The all-white rule had been abandoned at Forest Hills that year, so I picked out a pale blue Fred Perry shirt and white shorts. I loved being able to do that. No more daily shirt washing. For the rest of my career, I would always play my singles matches in a new outfit and would use the older clothes for the doubles or the practice. Later on, when I signed with adidas, in 1975, I used to have enormous boxes of clothes in my house in France, one box for shirts, one for shorts, one for shoes, and so on. I think I was the first player to do that. […]
The grass courts favored my game, and their softness made my drop shots bounce very low, like in water, as Ashe said afterwards. I didn’t think that I was going to win, but I knew I could. I was thinking that getting to the final was not enough, but I knew that match was going to be difficult, because this was on grass and I was playing Ashe who was good on grass. If I had been playing him on clay, it would have been peanuts for me. I was quick and I remember getting some unbelievable balls back.

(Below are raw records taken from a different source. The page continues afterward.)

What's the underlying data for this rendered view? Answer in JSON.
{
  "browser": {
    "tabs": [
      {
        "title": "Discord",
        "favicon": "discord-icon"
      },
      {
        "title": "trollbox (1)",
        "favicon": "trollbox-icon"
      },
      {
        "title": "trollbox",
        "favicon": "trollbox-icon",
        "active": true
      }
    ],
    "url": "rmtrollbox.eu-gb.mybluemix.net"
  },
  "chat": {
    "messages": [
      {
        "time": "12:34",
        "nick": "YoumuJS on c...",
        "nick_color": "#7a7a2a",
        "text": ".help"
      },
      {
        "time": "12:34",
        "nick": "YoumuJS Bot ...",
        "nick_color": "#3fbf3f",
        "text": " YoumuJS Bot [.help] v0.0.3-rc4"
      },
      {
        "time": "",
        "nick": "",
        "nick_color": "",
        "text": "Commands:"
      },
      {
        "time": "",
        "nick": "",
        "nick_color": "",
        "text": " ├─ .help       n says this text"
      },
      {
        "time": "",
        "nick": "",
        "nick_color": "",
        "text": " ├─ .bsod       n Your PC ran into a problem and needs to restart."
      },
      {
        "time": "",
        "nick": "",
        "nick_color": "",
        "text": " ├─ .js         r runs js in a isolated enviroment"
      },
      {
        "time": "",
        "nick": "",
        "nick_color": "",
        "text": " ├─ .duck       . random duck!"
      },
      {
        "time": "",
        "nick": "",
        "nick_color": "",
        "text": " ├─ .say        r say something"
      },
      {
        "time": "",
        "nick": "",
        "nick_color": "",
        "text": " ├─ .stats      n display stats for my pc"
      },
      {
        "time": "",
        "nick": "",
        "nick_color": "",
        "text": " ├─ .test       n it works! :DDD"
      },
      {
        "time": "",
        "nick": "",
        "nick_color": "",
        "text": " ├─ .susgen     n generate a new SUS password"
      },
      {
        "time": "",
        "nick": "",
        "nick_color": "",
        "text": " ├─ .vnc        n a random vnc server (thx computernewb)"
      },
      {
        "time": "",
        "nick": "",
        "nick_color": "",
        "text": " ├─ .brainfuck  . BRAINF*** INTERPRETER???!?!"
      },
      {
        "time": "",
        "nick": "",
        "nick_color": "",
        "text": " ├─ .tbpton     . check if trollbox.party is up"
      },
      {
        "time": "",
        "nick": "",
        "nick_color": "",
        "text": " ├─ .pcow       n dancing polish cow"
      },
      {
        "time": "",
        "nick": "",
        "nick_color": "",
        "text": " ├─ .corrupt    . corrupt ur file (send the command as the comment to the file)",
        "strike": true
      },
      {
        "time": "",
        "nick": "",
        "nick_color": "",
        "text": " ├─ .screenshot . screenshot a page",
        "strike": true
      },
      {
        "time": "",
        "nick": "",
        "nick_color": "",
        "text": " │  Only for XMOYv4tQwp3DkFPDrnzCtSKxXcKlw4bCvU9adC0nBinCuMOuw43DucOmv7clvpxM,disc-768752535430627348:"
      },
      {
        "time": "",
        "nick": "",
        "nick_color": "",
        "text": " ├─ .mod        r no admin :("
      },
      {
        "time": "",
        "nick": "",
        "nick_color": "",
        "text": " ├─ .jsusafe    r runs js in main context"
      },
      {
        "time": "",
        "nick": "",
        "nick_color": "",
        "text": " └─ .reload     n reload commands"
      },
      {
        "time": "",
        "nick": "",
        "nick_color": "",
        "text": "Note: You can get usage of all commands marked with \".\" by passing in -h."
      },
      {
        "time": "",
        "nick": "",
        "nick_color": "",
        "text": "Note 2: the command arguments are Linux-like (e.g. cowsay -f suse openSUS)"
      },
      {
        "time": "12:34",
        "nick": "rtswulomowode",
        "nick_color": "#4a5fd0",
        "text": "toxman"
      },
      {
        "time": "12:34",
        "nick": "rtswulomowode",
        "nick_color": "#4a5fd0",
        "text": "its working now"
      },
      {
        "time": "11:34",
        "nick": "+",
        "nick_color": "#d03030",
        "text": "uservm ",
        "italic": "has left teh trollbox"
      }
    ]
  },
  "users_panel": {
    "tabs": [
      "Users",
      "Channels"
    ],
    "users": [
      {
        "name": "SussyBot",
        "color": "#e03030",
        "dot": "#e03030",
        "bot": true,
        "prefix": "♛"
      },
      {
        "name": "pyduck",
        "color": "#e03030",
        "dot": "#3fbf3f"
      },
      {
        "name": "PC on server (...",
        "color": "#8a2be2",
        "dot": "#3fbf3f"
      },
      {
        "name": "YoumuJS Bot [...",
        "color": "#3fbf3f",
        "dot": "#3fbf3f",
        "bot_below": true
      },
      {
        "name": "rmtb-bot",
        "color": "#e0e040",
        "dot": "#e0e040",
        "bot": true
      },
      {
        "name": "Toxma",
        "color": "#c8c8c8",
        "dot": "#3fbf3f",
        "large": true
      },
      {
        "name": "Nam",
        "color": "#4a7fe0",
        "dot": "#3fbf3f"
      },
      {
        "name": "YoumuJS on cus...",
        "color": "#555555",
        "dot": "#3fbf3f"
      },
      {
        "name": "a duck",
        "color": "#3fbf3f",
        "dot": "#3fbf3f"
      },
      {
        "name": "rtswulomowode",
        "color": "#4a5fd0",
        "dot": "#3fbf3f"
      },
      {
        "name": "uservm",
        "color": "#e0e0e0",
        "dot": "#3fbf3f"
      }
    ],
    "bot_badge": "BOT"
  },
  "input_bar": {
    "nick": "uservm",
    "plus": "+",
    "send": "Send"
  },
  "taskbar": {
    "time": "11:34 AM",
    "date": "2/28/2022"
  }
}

I recall one point in particular: at Forest Hills the Centre Court was actually three courts side by side. The one you played the final on was the middle one. This meant you could un wide on both sides. On this particular point, Arthur came to the net and played a cross-court volley onto my backhand but so far away that I had to run onto the next court to get it. I ran into the doubles lines on that court, hit the ball ound the net, and put it in the corner. I did that because I knew intuitively he was going to hit it there, so I started running in advance, ten metes onto the other court. That point stuck in my memory because it was so fantastic, and it gave me and the crowd such pleasure. […]
Ashe broke me at the start of the 5th set but, instead of crumbling, I immediately broke him back. I felt strong, mentally and physically, and carried on playing in the same risky way I always do, but at that stage everything was working. I broke him again to lead 4-2, then, keeping my nerve, finally took the set 6-3 and the US Open title with it. At the end I remember jumping around like a madman for something like five minutes, because I was so unbelievably happy to have won. I never thought I could win such a big tournament on grass because I still didn’t feel comfortable on the stuff, so to win against somebody as good as Arthur, and in such a tight match, that felt great. It also felt like justice was done, after Wimbledon. That’s what it was: vindication.”
Saluting brand founder Adi Dassler, adidas Originals is releasing the Archive Pack, a collection of iconic sneakers made up of Dassler’s best work in his decades of footwear advancement. Included in the Archive Pack is the Forest Hills, one of the most recognizable models adidas has ever produced.
The Forest Hills tennis shoe was produced in many different styles during the 1970s and 1980s and were distinctive for their footbed that incorporated NASA developed technology.
Named after a quiet hideaway in Queens, New York and former home of the US Open, its NASA designed ventilation system made it the lightest tennis sneakers at the time, weighed in at only 250 grams.
The Forest Hills returns in two white-based colorways, one accented by gold and navy, the other by silver and red.
Check them out below: